We had a retreat not 3 days after the election, and many of the people looked shell shocked and had so many questions. It was out of compassion for them and the feeling that I needed to be able understand what was going on so I could speak with them and do what I could to help them cope, that I delved deep into the political culture of the day.
Suddenly so many people were ” racist, sexist, biggot, homophobes” and there were now apparently Nazis running rampant in the streets that needed to be punched. There were SJWs and Anti- Sjws, Intersectional Feminists and Mgtows. I did a deep dive into it all. When I researched something I always delved into both sides, same as when I use to watch the news.
This was unfortunate for me, because it brought back all of the views and opinions I had practiced letting goes of years before. All of a sudden I started watching more and more videos about “the culture war” and the politics of the day. I fell into the same trap of many these days, mentally getting involved in the back and forth, my views and opinions feeding off of it, pushing me to know more and worry about the state of the country.
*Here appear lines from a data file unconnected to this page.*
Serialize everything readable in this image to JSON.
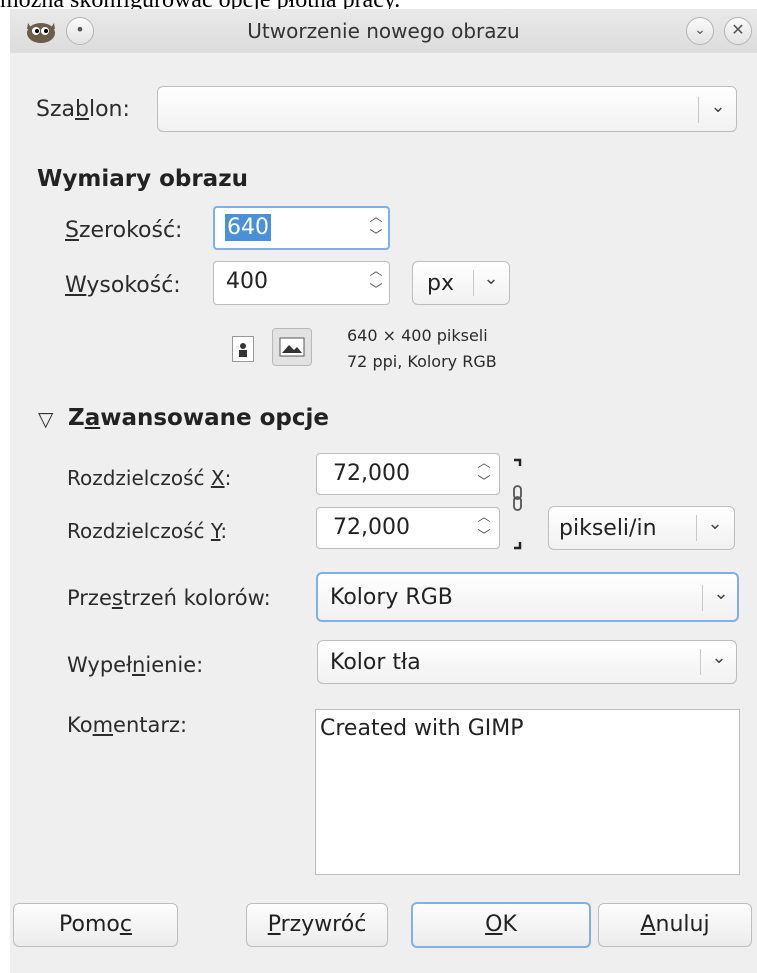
{
  "caption": "można skonfigurować opcje płótna pracy.",
  "window": {
    "title": "Utworzenie nowego obrazu"
  },
  "template": {
    "label_pre": "Sza",
    "label_u": "b",
    "label_post": "lon:",
    "value": ""
  },
  "image_size": {
    "heading": "Wymiary obrazu",
    "width": {
      "label_u": "S",
      "label_rest": "zerokość:",
      "value": "640"
    },
    "height": {
      "label_u": "W",
      "label_rest": "ysokość:",
      "value": "400"
    },
    "unit": "px",
    "info_line1": "640 × 400 pikseli",
    "info_line2": "72 ppi, Kolory RGB"
  },
  "advanced": {
    "heading_pre": "Z",
    "heading_u": "a",
    "heading_post": "wansowane opcje",
    "res_x": {
      "label_pre": "Rozdzielczość ",
      "label_u": "X",
      "label_post": ":",
      "value": "72,000"
    },
    "res_y": {
      "label_pre": "Rozdzielczość ",
      "label_u": "Y",
      "label_post": ":",
      "value": "72,000"
    },
    "res_unit": "pikseli/in",
    "colorspace": {
      "label_pre": "Prze",
      "label_u": "s",
      "label_post": "trzeń kolorów:",
      "value": "Kolory RGB"
    },
    "fill": {
      "label_pre": "Wypeł",
      "label_u": "n",
      "label_post": "ienie:",
      "value": "Kolor tła"
    },
    "comment": {
      "label_pre": "Ko",
      "label_u": "m",
      "label_post": "entarz:",
      "value": "Created with GIMP"
    }
  },
  "buttons": {
    "help": {
      "pre": "Pomo",
      "u": "c",
      "post": ""
    },
    "reset": {
      "pre": "",
      "u": "P",
      "post": "rzywróć"
    },
    "ok": {
      "pre": "",
      "u": "O",
      "post": "K"
    },
    "cancel": {
      "pre": "",
      "u": "A",
      "post": "nuluj"
    }
  },
  "icons": {
    "app": "gimp-wilber-icon",
    "pin": "pin-icon",
    "minimize": "minimize-icon",
    "close": "close-icon",
    "portrait": "portrait-orientation-icon",
    "landscape": "landscape-orientation-icon",
    "chain": "chain-link-icon",
    "expander": "expander-triangle-icon"
  },
  "colors": {
    "focus": "#7fb1e6",
    "selection": "#4a90d9"
  }
}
These days thankfully I am ramping back down from this, trying to bring myself back to focusing on my practice and building Bhavana. I have slowly begun to bring myself back to renouncing these worldly tangles, as a monastic is supposed to, and it’s bringing back the peace of mind I had when I let go years back.
I know most people in the world feel they cannot afford to do that, so what I’ve tried to tell people these two years, is that if you have to be involved in all of this and act, do so not when you are full of emotions like anger, but when you are calm enough to mindfully think about the most skillful way to act that is beneficial to yourself and others, and not harmful to yourself and others.
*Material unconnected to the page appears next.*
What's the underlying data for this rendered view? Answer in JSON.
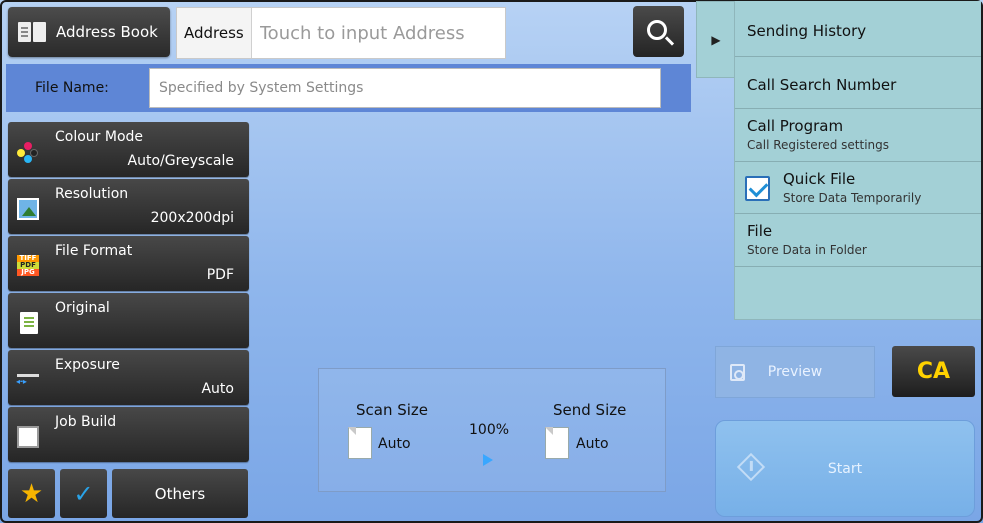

also that It is important for people to be able to develop the skill of listening to people of a diversity of views and opinions. This does not mean you agree with them, but that you can accept people think differently. This is also a great thing for helping you lessen your attachment to views.
I’ve sat across from all kinds of people in this world, from people who molested their grand children, to the leaders of gangs, and I always had a policy of treating others like human beings, they were not the sum total of their actions, and no being is the sum total of their political party or a singular view. I always listened to what they had to say, not only because I had to, but because I wanted to. It’s all to easy for us to dehumanize people we don’t like or who have different views then us, or who have done actions we don’t want to identify as human, since it hits too close to home for us.
In the end I’ve figured out what my message would be in this time, or should I say Buddha’s message, and that message is Unity. I’m not going to go preach it from the roof tops, nor do I expect whatever I say will make much of any difference, but when people ask questions about anger and dealing with situations in modern life, My message is one of Metta, bringing people together and building bridges, to fight against the political parties and social media algorithms that seek to divide us and inflame our anger. Divide and Conquer is the tactic of the day. I want to speak only words that unite people, not divide.
The Buddha told us to demolish the bridge of our craving, of our views, not of the connection we have with all of our fellow beings, not out of hatred or fear or anger.
So hence this dhamma talk, “Unity or Division”. This was not really a prepared talk, but it was a topic I wanted to speak about and see what came out. Topics include:
– our natural tendency for in group/out group categorization (or us vs them) and how many religions preach bringing more people into our in group, into our circle of “us”.
– trying to view things from various perspectives
– that you have the choice to destroy bridges, or to build them. You can bridge wide divides if you choose to.